Cathay Pacific turns to AWS for hybrid cloud.
As Hong Kong’s largest airline carrier, Cathay Pacific Airways operates a fleet of more than 140 aircrafts with scheduled passengers and cargo services to nearly 200 destinations in 49 countries worldwide. Cathay Pacific, together with its subsidiary – Cathay Dragon, has about 18,500 staff under its employment. We spoke with Lawrence Fong, General Manager at Cathay Pacific Airways, about the carrier’s decision to re-architect its existing IT infrastructure using AWS.
What were the key reasons for adopting cloud computing? Lawrence Fong: 18 months ago, we were facing many issues with our IT infrastructure. The combination of legacy applications, aging infrastructure, and reliance on manual processes had a significant impact on operations, which not only slowed down our pace of innovation, but also led to unhappy customers caused by system and application downtime.
Because of that, we made the decision to transition from our on-premises infrastructure to a hybrid cloud model. This digital transformation exercise is a necessary one, as we want to be able to scale up the platform and deploy new technology to support a growing number of online customers for the next five to 10 years.
How big of an undertaking was it for Cathay Pacific to transition its IT infrastructure to a hybrid cloud architecture? Fong: Initially, there were some pushbacks from our internal IT team, as they were not familiar with public cloud services while the higher-ups felt that cloud computing was not mature in terms of security, scalability, and cost. We decided to start small, instilling confidence in the team through training and proof of concepts. It was during this time that we looked at the different cloud service providers out there. We went with AWS as it offered a broad selection of new products and services.
To what extent were AWS services deployed as part of Cathay Pacific’s migration process? Fong: After the proof of concepts, we overhauled the website and booking engine infrastructure, and moved our B2C, B2B, and B2E apps to the public cloud. The website infrastructure sits within an Amazon Virtual Private Cloud, and uses Relational Database Service to store application data and transactional data from our web applications. Amazon ElastiCache and S3 were also deployed to speed up performance and store static images, respectively.

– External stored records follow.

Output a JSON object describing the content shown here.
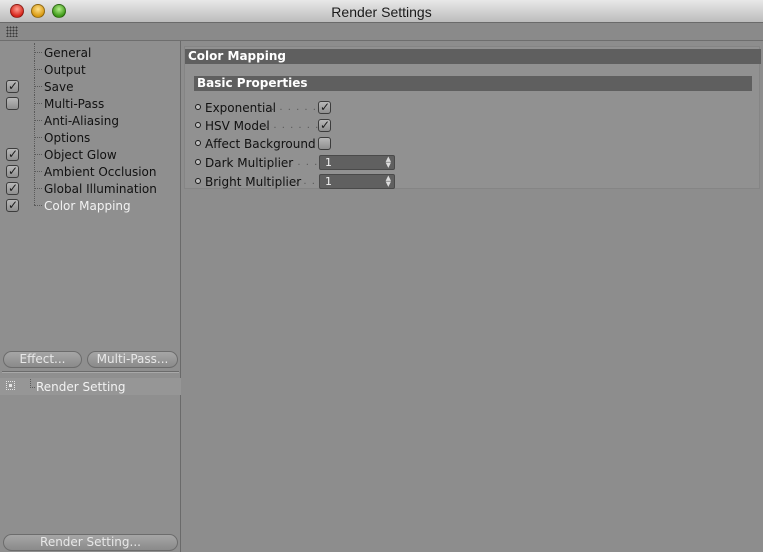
{
  "window": {
    "title": "Render Settings"
  },
  "sidebar": {
    "items": [
      {
        "label": "General",
        "checkbox": "none"
      },
      {
        "label": "Output",
        "checkbox": "none"
      },
      {
        "label": "Save",
        "checkbox": "checked"
      },
      {
        "label": "Multi-Pass",
        "checkbox": "unchecked"
      },
      {
        "label": "Anti-Aliasing",
        "checkbox": "none"
      },
      {
        "label": "Options",
        "checkbox": "none"
      },
      {
        "label": "Object Glow",
        "checkbox": "checked"
      },
      {
        "label": "Ambient Occlusion",
        "checkbox": "checked"
      },
      {
        "label": "Global Illumination",
        "checkbox": "checked"
      },
      {
        "label": "Color Mapping",
        "checkbox": "checked",
        "active": true
      }
    ],
    "effect_button": "Effect...",
    "multipass_button": "Multi-Pass...",
    "render_setting_item": "Render Setting",
    "render_setting_button": "Render Setting..."
  },
  "main": {
    "section_title": "Color Mapping",
    "group_title": "Basic Properties",
    "properties": {
      "exponential": {
        "label": "Exponential",
        "checked": true
      },
      "hsv_model": {
        "label": "HSV Model",
        "checked": true
      },
      "affect_background": {
        "label": "Affect Background",
        "checked": false
      },
      "dark_multiplier": {
        "label": "Dark Multiplier",
        "value": "1"
      },
      "bright_multiplier": {
        "label": "Bright Multiplier",
        "value": "1"
      }
    }
  },
  "colors": {
    "background": "#8d8d8d",
    "header": "#5f5f5f",
    "active_text": "#f2f2f2"
  }
}
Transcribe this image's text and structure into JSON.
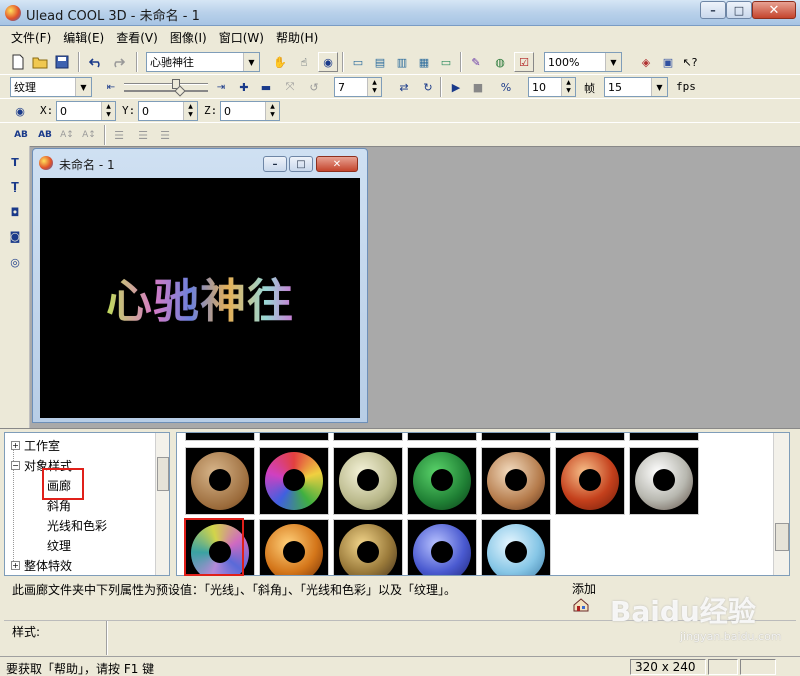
{
  "window": {
    "title": "Ulead COOL 3D - 未命名 - 1",
    "minimize": "–",
    "maximize": "□",
    "close": "✕"
  },
  "menu": [
    "文件(F)",
    "编辑(E)",
    "查看(V)",
    "图像(I)",
    "窗口(W)",
    "帮助(H)"
  ],
  "toolbar1": {
    "object_combo": "心驰神往",
    "zoom_combo": "100%"
  },
  "toolbar2": {
    "attribute_combo": "纹理",
    "frame_value": "7",
    "frame_count": "10",
    "frame_label": "帧",
    "fps_value": "15",
    "fps_label": "fps"
  },
  "toolbar3": {
    "x_label": "X:",
    "x_value": "0",
    "y_label": "Y:",
    "y_value": "0",
    "z_label": "Z:",
    "z_value": "0"
  },
  "child_window": {
    "title": "未命名 - 1",
    "canvas_text": "心驰神往"
  },
  "tree": {
    "items": [
      {
        "label": "工作室",
        "expander": "+"
      },
      {
        "label": "对象样式",
        "expander": "−"
      },
      {
        "label": "画廊",
        "selected": true
      },
      {
        "label": "斜角"
      },
      {
        "label": "光线和色彩"
      },
      {
        "label": "纹理"
      },
      {
        "label": "整体特效",
        "expander": "+"
      }
    ]
  },
  "gallery": {
    "accent_selection_color": "#e0201a",
    "rows": 2,
    "row1_count": 7,
    "row2_count": 5,
    "selected_index": 7
  },
  "description": "此画廊文件夹中下列属性为预设值：「光线」、「斜角」、「光线和色彩」以及「纹理」。",
  "add_button": {
    "label": "添加"
  },
  "style_label": "样式:",
  "status": {
    "message": "要获取「帮助」，请按 F1 键",
    "size": "320 x 240"
  },
  "watermark": {
    "brand": "Baidu经验",
    "url": "jingyan.baidu.com"
  }
}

Thanks to AWS, we were able to automate infrastructure, application deployment and scaling based on usage demand and workload. Our downtime is almost zero since we moved to AWS, while its scalability and cost-effectiveness allowed up to 50 percent in resource savings. Furthermore, our time to market and development time are reduced by two third.
What is Cathay Pacific’s approach to Agile and DevOps implementations? Fong: Now that our IT team is more comfortable with AWS services, they are using a blue-green development approach to run older and newer apps simultaneously. It’s actually like a dial, where you can divert traffic from one to the other seamlessly.
Is ‘fully cloud’ the final step in Cathay Pacific’s transformation journey? Fong: That depends. We have no control over certain legacy applications, if the suppliers themselves don’t have a roadmap to the cloud. IT legacies are difficult to manage, and there need to be a strong business case for Cathay Pacific to commit to a fully cloud-based environment.
“We decided to start small, instilling confidence in the team through training and proof of concepts. It was during this time that we looked at the different cloud service providers out there...”
Lawrence Fong, General Manager, Cathay Pacific Airways.